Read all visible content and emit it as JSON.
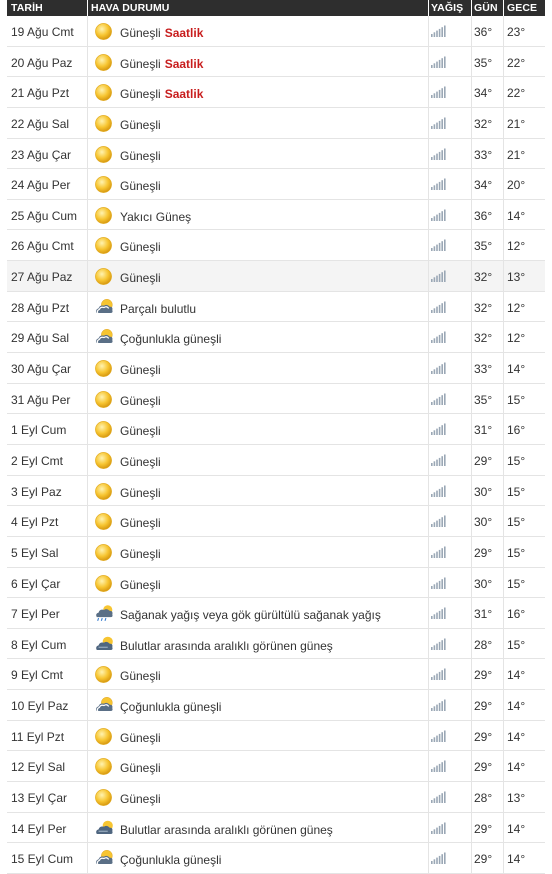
{
  "header": {
    "date": "TARİH",
    "weather": "HAVA DURUMU",
    "rain": "YAĞIŞ",
    "day": "GÜN",
    "night": "GECE"
  },
  "hourly_label": "Saatlik",
  "rows": [
    {
      "date": "19 Ağu Cmt",
      "condition": "Güneşli",
      "icon": "sun-icon",
      "hourly": true,
      "day": "36°",
      "night": "23°"
    },
    {
      "date": "20 Ağu Paz",
      "condition": "Güneşli",
      "icon": "sun-icon",
      "hourly": true,
      "day": "35°",
      "night": "22°"
    },
    {
      "date": "21 Ağu Pzt",
      "condition": "Güneşli",
      "icon": "sun-icon",
      "hourly": true,
      "day": "34°",
      "night": "22°"
    },
    {
      "date": "22 Ağu Sal",
      "condition": "Güneşli",
      "icon": "sun-icon",
      "day": "32°",
      "night": "21°"
    },
    {
      "date": "23 Ağu Çar",
      "condition": "Güneşli",
      "icon": "sun-icon",
      "day": "33°",
      "night": "21°"
    },
    {
      "date": "24 Ağu Per",
      "condition": "Güneşli",
      "icon": "sun-icon",
      "day": "34°",
      "night": "20°"
    },
    {
      "date": "25 Ağu Cum",
      "condition": "Yakıcı Güneş",
      "icon": "sun-icon",
      "day": "36°",
      "night": "14°"
    },
    {
      "date": "26 Ağu Cmt",
      "condition": "Güneşli",
      "icon": "sun-icon",
      "day": "35°",
      "night": "12°"
    },
    {
      "date": "27 Ağu Paz",
      "condition": "Güneşli",
      "icon": "sun-icon",
      "day": "32°",
      "night": "13°",
      "highlight": true
    },
    {
      "date": "28 Ağu Pzt",
      "condition": "Parçalı bulutlu",
      "icon": "partly-cloudy-icon",
      "day": "32°",
      "night": "12°"
    },
    {
      "date": "29 Ağu Sal",
      "condition": "Çoğunlukla güneşli",
      "icon": "partly-cloudy-icon",
      "day": "32°",
      "night": "12°"
    },
    {
      "date": "30 Ağu Çar",
      "condition": "Güneşli",
      "icon": "sun-icon",
      "day": "33°",
      "night": "14°"
    },
    {
      "date": "31 Ağu Per",
      "condition": "Güneşli",
      "icon": "sun-icon",
      "day": "35°",
      "night": "15°"
    },
    {
      "date": "1 Eyl Cum",
      "condition": "Güneşli",
      "icon": "sun-icon",
      "day": "31°",
      "night": "16°"
    },
    {
      "date": "2 Eyl Cmt",
      "condition": "Güneşli",
      "icon": "sun-icon",
      "day": "29°",
      "night": "15°"
    },
    {
      "date": "3 Eyl Paz",
      "condition": "Güneşli",
      "icon": "sun-icon",
      "day": "30°",
      "night": "15°"
    },
    {
      "date": "4 Eyl Pzt",
      "condition": "Güneşli",
      "icon": "sun-icon",
      "day": "30°",
      "night": "15°"
    },
    {
      "date": "5 Eyl Sal",
      "condition": "Güneşli",
      "icon": "sun-icon",
      "day": "29°",
      "night": "15°"
    },
    {
      "date": "6 Eyl Çar",
      "condition": "Güneşli",
      "icon": "sun-icon",
      "day": "30°",
      "night": "15°"
    },
    {
      "date": "7 Eyl Per",
      "condition": "Sağanak yağış veya gök gürültülü sağanak yağış",
      "icon": "thunder-shower-icon",
      "day": "31°",
      "night": "16°"
    },
    {
      "date": "8 Eyl Cum",
      "condition": "Bulutlar arasında aralıklı görünen güneş",
      "icon": "cloud-sun-icon",
      "day": "28°",
      "night": "15°"
    },
    {
      "date": "9 Eyl Cmt",
      "condition": "Güneşli",
      "icon": "sun-icon",
      "day": "29°",
      "night": "14°"
    },
    {
      "date": "10 Eyl Paz",
      "condition": "Çoğunlukla güneşli",
      "icon": "partly-cloudy-icon",
      "day": "29°",
      "night": "14°"
    },
    {
      "date": "11 Eyl Pzt",
      "condition": "Güneşli",
      "icon": "sun-icon",
      "day": "29°",
      "night": "14°"
    },
    {
      "date": "12 Eyl Sal",
      "condition": "Güneşli",
      "icon": "sun-icon",
      "day": "29°",
      "night": "14°"
    },
    {
      "date": "13 Eyl Çar",
      "condition": "Güneşli",
      "icon": "sun-icon",
      "day": "28°",
      "night": "13°"
    },
    {
      "date": "14 Eyl Per",
      "condition": "Bulutlar arasında aralıklı görünen güneş",
      "icon": "cloud-sun-icon",
      "day": "29°",
      "night": "14°"
    },
    {
      "date": "15 Eyl Cum",
      "condition": "Çoğunlukla güneşli",
      "icon": "partly-cloudy-icon",
      "day": "29°",
      "night": "14°"
    }
  ],
  "colors": {
    "header_bg": "#2e2e2e",
    "hourly_link": "#c81d1d",
    "highlight_row": "#f4f4f4"
  },
  "rain_icon": "signal-bars-icon"
}
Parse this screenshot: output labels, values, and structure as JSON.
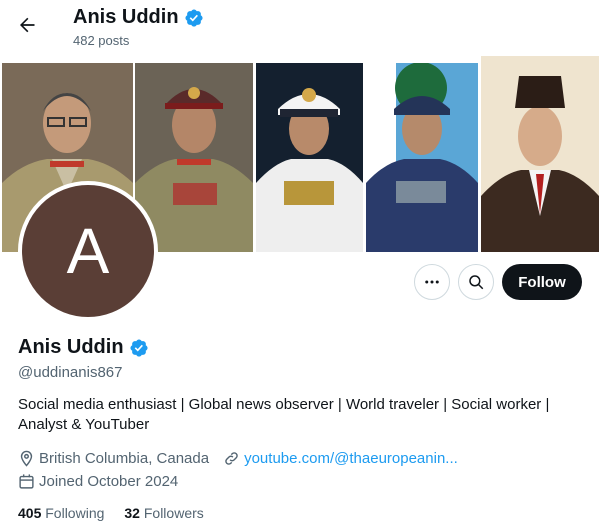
{
  "header": {
    "name": "Anis Uddin",
    "posts": "482 posts",
    "back_icon": "arrow-left-icon"
  },
  "profile": {
    "avatar_letter": "A",
    "avatar_color": "#5a3e36",
    "name": "Anis Uddin",
    "verified_icon": "verified-badge-icon",
    "handle": "@uddinanis867",
    "bio": "Social media enthusiast | Global news observer | World traveler | Social worker | Analyst & YouTuber",
    "location": "British Columbia, Canada",
    "website": "youtube.com/@thaeuropeanin...",
    "joined": "Joined October 2024",
    "following_count": "405",
    "following_label": "Following",
    "followers_count": "32",
    "followers_label": "Followers"
  },
  "actions": {
    "more_icon": "more-icon",
    "search_icon": "search-icon",
    "follow_label": "Follow"
  },
  "colors": {
    "accent": "#1d9bf0",
    "text": "#0f1419",
    "muted": "#536471"
  }
}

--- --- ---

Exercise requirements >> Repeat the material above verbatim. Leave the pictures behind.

Exercise answer >>
Read all visible content and emit it as JSON.
{
  "header": {
    "date": "TARİH",
    "weather": "HAVA DURUMU",
    "rain": "YAĞIŞ",
    "day": "GÜN",
    "night": "GECE"
  },
  "hourly_label": "Saatlik",
  "rows": [
    {
      "date": "19 Ağu Cmt",
      "condition": "Güneşli",
      "icon": "sun-icon",
      "hourly": true,
      "day": "36°",
      "night": "23°"
    },
    {
      "date": "20 Ağu Paz",
      "condition": "Güneşli",
      "icon": "sun-icon",
      "hourly": true,
      "day": "35°",
      "night": "22°"
    },
    {
      "date": "21 Ağu Pzt",
      "condition": "Güneşli",
      "icon": "sun-icon",
      "hourly": true,
      "day": "34°",
      "night": "22°"
    },
    {
      "date": "22 Ağu Sal",
      "condition": "Güneşli",
      "icon": "sun-icon",
      "day": "32°",
      "night": "21°"
    },
    {
      "date": "23 Ağu Çar",
      "condition": "Güneşli",
      "icon": "sun-icon",
      "day": "33°",
      "night": "21°"
    },
    {
      "date": "24 Ağu Per",
      "condition": "Güneşli",
      "icon": "sun-icon",
      "day": "34°",
      "night": "20°"
    },
    {
      "date": "25 Ağu Cum",
      "condition": "Yakıcı Güneş",
      "icon": "sun-icon",
      "day": "36°",
      "night": "14°"
    },
    {
      "date": "26 Ağu Cmt",
      "condition": "Güneşli",
      "icon": "sun-icon",
      "day": "35°",
      "night": "12°"
    },
    {
      "date": "27 Ağu Paz",
      "condition": "Güneşli",
      "icon": "sun-icon",
      "day": "32°",
      "night": "13°",
      "highlight": true
    },
    {
      "date": "28 Ağu Pzt",
      "condition": "Parçalı bulutlu",
      "icon": "partly-cloudy-icon",
      "day": "32°",
      "night": "12°"
    },
    {
      "date": "29 Ağu Sal",
      "condition": "Çoğunlukla güneşli",
      "icon": "partly-cloudy-icon",
      "day": "32°",
      "night": "12°"
    },
    {
      "date": "30 Ağu Çar",
      "condition": "Güneşli",
      "icon": "sun-icon",
      "day": "33°",
      "night": "14°"
    },
    {
      "date": "31 Ağu Per",
      "condition": "Güneşli",
      "icon": "sun-icon",
      "day": "35°",
      "night": "15°"
    },
    {
      "date": "1 Eyl Cum",
      "condition": "Güneşli",
      "icon": "sun-icon",
      "day": "31°",
      "night": "16°"
    },
    {
      "date": "2 Eyl Cmt",
      "condition": "Güneşli",
      "icon": "sun-icon",
      "day": "29°",
      "night": "15°"
    },
    {
      "date": "3 Eyl Paz",
      "condition": "Güneşli",
      "icon": "sun-icon",
      "day": "30°",
      "night": "15°"
    },
    {
      "date": "4 Eyl Pzt",
      "condition": "Güneşli",
      "icon": "sun-icon",
      "day": "30°",
      "night": "15°"
    },
    {
      "date": "5 Eyl Sal",
      "condition": "Güneşli",
      "icon": "sun-icon",
      "day": "29°",
      "night": "15°"
    },
    {
      "date": "6 Eyl Çar",
      "condition": "Güneşli",
      "icon": "sun-icon",
      "day": "30°",
      "night": "15°"
    },
    {
      "date": "7 Eyl Per",
      "condition": "Sağanak yağış veya gök gürültülü sağanak yağış",
      "icon": "thunder-shower-icon",
      "day": "31°",
      "night": "16°"
    },
    {
      "date": "8 Eyl Cum",
      "condition": "Bulutlar arasında aralıklı görünen güneş",
      "icon": "cloud-sun-icon",
      "day": "28°",
      "night": "15°"
    },
    {
      "date": "9 Eyl Cmt",
      "condition": "Güneşli",
      "icon": "sun-icon",
      "day": "29°",
      "night": "14°"
    },
    {
      "date": "10 Eyl Paz",
      "condition": "Çoğunlukla güneşli",
      "icon": "partly-cloudy-icon",
      "day": "29°",
      "night": "14°"
    },
    {
      "date": "11 Eyl Pzt",
      "condition": "Güneşli",
      "icon": "sun-icon",
      "day": "29°",
      "night": "14°"
    },
    {
      "date": "12 Eyl Sal",
      "condition": "Güneşli",
      "icon": "sun-icon",
      "day": "29°",
      "night": "14°"
    },
    {
      "date": "13 Eyl Çar",
      "condition": "Güneşli",
      "icon": "sun-icon",
      "day": "28°",
      "night": "13°"
    },
    {
      "date": "14 Eyl Per",
      "condition": "Bulutlar arasında aralıklı görünen güneş",
      "icon": "cloud-sun-icon",
      "day": "29°",
      "night": "14°"
    },
    {
      "date": "15 Eyl Cum",
      "condition": "Çoğunlukla güneşli",
      "icon": "partly-cloudy-icon",
      "day": "29°",
      "night": "14°"
    }
  ],
  "colors": {
    "header_bg": "#2e2e2e",
    "hourly_link": "#c81d1d",
    "highlight_row": "#f4f4f4"
  },
  "rain_icon": "signal-bars-icon"
}
Parse this screenshot: output labels, values, and structure as JSON.
{
  "header": {
    "name": "Anis Uddin",
    "posts": "482 posts",
    "back_icon": "arrow-left-icon"
  },
  "profile": {
    "avatar_letter": "A",
    "avatar_color": "#5a3e36",
    "name": "Anis Uddin",
    "verified_icon": "verified-badge-icon",
    "handle": "@uddinanis867",
    "bio": "Social media enthusiast | Global news observer | World traveler | Social worker | Analyst & YouTuber",
    "location": "British Columbia, Canada",
    "website": "youtube.com/@thaeuropeanin...",
    "joined": "Joined October 2024",
    "following_count": "405",
    "following_label": "Following",
    "followers_count": "32",
    "followers_label": "Followers"
  },
  "actions": {
    "more_icon": "more-icon",
    "search_icon": "search-icon",
    "follow_label": "Follow"
  },
  "colors": {
    "accent": "#1d9bf0",
    "text": "#0f1419",
    "muted": "#536471"
  }
}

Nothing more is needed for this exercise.